By Polar Systems
Downloading malicious email attachments has become the leading way to infect end-user computers and networks with malware. Even if your company is running a quality anti-virus program and staying current on updates, you are still at risk. It really becomes up to the end user, to make their own decisions on what is risky, and what is safe to open.
Here are a few examples of email Security best Practices end-users should follow:
Prevent virus outbreaks and spam
Viruses are often spread through e-mail. You can greatly reduce the spread of e-mail viruses by using antivirus software, opening e-mail only from trusted sources, opening only attachments you’re expecting, and scanning attached files with antivirus software before opening them.
Spam is loosely defined as unsolicited bulk e-mail and loosely correlates to the junk mail that turns up in your home mailbox. But spam represents more than unwanted clutter. It clogs e-mail accounts—and networks and servers—while trying to sell products, spread jokes, or propagate Internet hoaxes.

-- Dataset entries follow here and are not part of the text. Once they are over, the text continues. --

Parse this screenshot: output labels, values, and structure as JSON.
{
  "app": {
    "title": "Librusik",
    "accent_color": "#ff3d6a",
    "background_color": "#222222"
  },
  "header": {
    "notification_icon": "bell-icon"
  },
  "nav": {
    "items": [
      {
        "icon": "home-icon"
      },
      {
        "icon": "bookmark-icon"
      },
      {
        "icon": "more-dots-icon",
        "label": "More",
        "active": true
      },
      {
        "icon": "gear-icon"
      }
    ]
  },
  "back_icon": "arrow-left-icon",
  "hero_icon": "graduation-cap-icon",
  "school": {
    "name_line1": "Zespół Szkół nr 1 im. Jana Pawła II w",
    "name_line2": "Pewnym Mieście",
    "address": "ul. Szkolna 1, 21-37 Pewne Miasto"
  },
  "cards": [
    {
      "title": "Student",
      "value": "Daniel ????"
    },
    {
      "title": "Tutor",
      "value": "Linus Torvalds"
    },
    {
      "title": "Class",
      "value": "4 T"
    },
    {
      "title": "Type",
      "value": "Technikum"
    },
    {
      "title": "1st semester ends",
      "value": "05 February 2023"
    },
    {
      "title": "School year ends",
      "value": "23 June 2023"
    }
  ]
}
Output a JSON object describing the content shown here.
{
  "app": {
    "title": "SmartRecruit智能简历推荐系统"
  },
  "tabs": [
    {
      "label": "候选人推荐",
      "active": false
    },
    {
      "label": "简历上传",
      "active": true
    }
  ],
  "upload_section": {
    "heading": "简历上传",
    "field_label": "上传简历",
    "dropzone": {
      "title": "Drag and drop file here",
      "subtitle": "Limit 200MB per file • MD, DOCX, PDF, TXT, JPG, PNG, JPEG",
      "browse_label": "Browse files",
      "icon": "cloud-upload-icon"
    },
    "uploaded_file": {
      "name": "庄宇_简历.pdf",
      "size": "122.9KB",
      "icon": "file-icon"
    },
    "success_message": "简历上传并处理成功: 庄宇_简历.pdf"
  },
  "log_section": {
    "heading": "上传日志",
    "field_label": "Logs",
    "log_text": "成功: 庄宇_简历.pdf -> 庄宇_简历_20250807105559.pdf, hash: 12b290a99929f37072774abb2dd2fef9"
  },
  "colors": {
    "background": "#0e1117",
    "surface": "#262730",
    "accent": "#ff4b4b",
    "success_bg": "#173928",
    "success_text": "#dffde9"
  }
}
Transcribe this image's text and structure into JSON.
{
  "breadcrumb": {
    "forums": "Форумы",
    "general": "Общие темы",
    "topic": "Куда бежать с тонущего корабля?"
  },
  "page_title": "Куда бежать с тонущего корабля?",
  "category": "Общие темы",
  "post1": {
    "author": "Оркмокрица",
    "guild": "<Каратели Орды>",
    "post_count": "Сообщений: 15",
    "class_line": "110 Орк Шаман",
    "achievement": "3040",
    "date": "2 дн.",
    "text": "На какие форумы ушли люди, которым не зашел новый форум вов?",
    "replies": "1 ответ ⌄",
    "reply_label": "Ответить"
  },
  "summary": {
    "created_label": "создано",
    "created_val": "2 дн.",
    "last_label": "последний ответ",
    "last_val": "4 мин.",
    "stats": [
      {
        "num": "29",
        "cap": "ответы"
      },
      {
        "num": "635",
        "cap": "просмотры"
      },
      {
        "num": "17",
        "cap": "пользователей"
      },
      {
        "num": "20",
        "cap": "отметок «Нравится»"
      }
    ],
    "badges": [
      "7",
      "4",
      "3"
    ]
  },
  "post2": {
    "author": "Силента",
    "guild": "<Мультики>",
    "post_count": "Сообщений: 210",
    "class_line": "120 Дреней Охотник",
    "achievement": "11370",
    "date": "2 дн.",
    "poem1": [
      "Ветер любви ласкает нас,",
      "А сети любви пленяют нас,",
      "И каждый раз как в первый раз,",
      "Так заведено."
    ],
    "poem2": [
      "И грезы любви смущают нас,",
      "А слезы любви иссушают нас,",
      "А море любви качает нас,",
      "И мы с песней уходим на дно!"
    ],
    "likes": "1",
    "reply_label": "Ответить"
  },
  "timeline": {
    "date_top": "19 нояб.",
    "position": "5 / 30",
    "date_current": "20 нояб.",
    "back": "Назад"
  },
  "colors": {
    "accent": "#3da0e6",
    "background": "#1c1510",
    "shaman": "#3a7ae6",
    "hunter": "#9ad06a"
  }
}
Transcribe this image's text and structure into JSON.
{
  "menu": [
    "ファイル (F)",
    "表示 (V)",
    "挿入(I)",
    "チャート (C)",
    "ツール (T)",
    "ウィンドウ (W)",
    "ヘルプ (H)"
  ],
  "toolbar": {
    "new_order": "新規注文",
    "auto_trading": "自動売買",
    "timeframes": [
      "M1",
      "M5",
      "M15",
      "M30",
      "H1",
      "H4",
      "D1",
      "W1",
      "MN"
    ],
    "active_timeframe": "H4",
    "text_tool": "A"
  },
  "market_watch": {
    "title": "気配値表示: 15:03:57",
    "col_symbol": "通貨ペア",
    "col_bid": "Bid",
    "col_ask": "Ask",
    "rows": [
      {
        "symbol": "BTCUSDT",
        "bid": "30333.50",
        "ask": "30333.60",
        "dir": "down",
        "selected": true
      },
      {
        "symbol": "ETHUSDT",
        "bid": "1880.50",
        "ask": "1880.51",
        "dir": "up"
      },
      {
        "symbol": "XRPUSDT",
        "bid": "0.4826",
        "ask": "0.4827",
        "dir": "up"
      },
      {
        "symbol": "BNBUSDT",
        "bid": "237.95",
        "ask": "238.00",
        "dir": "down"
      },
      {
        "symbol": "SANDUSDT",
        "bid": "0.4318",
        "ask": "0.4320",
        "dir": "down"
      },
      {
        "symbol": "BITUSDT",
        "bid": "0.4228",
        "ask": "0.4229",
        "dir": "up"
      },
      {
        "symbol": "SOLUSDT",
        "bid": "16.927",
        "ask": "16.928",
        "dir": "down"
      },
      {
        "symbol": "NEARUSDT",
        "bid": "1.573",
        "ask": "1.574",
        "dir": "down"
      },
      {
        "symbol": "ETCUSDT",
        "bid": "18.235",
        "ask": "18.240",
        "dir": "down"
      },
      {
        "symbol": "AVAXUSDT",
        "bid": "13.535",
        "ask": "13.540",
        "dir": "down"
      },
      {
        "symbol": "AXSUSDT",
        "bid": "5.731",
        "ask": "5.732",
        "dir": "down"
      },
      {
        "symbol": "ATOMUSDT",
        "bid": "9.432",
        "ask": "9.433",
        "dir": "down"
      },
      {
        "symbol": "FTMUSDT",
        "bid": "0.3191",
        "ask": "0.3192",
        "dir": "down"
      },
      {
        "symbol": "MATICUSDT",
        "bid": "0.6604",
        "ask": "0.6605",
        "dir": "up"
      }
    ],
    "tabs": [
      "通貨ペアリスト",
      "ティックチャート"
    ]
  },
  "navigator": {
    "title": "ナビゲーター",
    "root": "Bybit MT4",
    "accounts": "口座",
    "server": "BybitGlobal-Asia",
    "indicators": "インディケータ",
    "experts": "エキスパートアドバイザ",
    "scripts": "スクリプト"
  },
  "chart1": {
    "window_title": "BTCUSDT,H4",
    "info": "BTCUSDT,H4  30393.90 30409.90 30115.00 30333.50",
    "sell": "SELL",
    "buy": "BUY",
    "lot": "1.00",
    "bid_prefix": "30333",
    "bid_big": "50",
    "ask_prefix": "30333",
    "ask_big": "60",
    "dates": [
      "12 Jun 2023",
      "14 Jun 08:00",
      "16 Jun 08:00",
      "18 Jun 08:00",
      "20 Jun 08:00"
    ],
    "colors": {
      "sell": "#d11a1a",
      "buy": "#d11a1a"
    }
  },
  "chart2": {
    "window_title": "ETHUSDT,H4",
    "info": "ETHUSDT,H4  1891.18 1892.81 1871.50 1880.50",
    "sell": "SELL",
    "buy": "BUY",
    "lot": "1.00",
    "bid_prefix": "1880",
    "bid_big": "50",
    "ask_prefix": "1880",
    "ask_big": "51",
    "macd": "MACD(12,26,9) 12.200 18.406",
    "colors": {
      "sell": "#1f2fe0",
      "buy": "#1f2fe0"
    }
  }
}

Reduce the amount of spam you receive by being cautious where you post your e-mail address. Avoid publishing your e-mail address on Web sites or submitting it to every site or organization that requests it.
Never forward chain messages, which often reveal coworkers’ and colleagues’ e-mail addresses to other parties. Use caution when accepting e-mail offers or agreeing to accept mailings from vendors; subscribe only to Web sites and newsletters you really need and consider creating a generic Gmail or Yahoo e-mail account for these subscriptions.
Don’t open unsolicited e-mail. If you accidentally open spam, don’t click links offering to unsubscribe or remove you from the mailing list unless the sender is a trusted vendor. Never provide your network credentials or personal information if requested.
Avoid phishing attacks
Phishing scams are designed to steal consumers’ personal information. They often use doctored and fraudulent e-mail messages to trick recipients into divulging private information, such as credit card numbers, account usernames, passwords, and even social security numbers.
Online banking and e-commerce are generally safe, but you should always be careful about divulging personal and corporate information over the Internet. Phishing messages often boast real logos and appear to have come from the actual organization, but those messages are frequently nothing more than copyright infringements and faked addresses. If you suspect a message possesses any credibility, you are much safer calling the company directly—preferably at a telephone number printed on a paper statement or invoice—and talking to an authorized representative.
Be smart about handling attachments
E-mail attachments consume inordinate amounts of e-mail server space and network bandwidth and are often the culprits behind virus outbreaks—but they’re often the easiest way to transfer files. Just be sure to follow these guidelines when e-mailing attachments:
- Don’t attach large files to an e-mail; anything over one or two megabytes shouldn’t be sent via e-mail.
- Limit the number of files you attach to a message to five or fewer.
- Save attachments to your hard drive and then delete the e-mail message containing the attachment.
- Don’t open unexpected attachments or those sent by unknown parties.
- Always scan files with an antivirus program before opening an attachment. Never click an attachment without first confirming that it’s virus-free.
- Don’t annoy recipients by forwarding attachments they can’t access. If an attachment requires a new or less-common application, say so in your message.
Don’t include sensitive information
Don’t make the mistake of thinking your e-mails are private. They’re not. Think of them as postcards. You should never include any information in an e-mail that you wouldn’t want published on the front page of your local newspaper. In other words, never send confidential, proprietary, sensitive, personal, or classified information through e-mail. You should also refrain from making inflammatory, emotionally charged comments in e-mail.
If you would like further information around this subject, or if you have questions or concerns about your current anti-virus software Contact Us (link sends e-mail)at 503-775-4410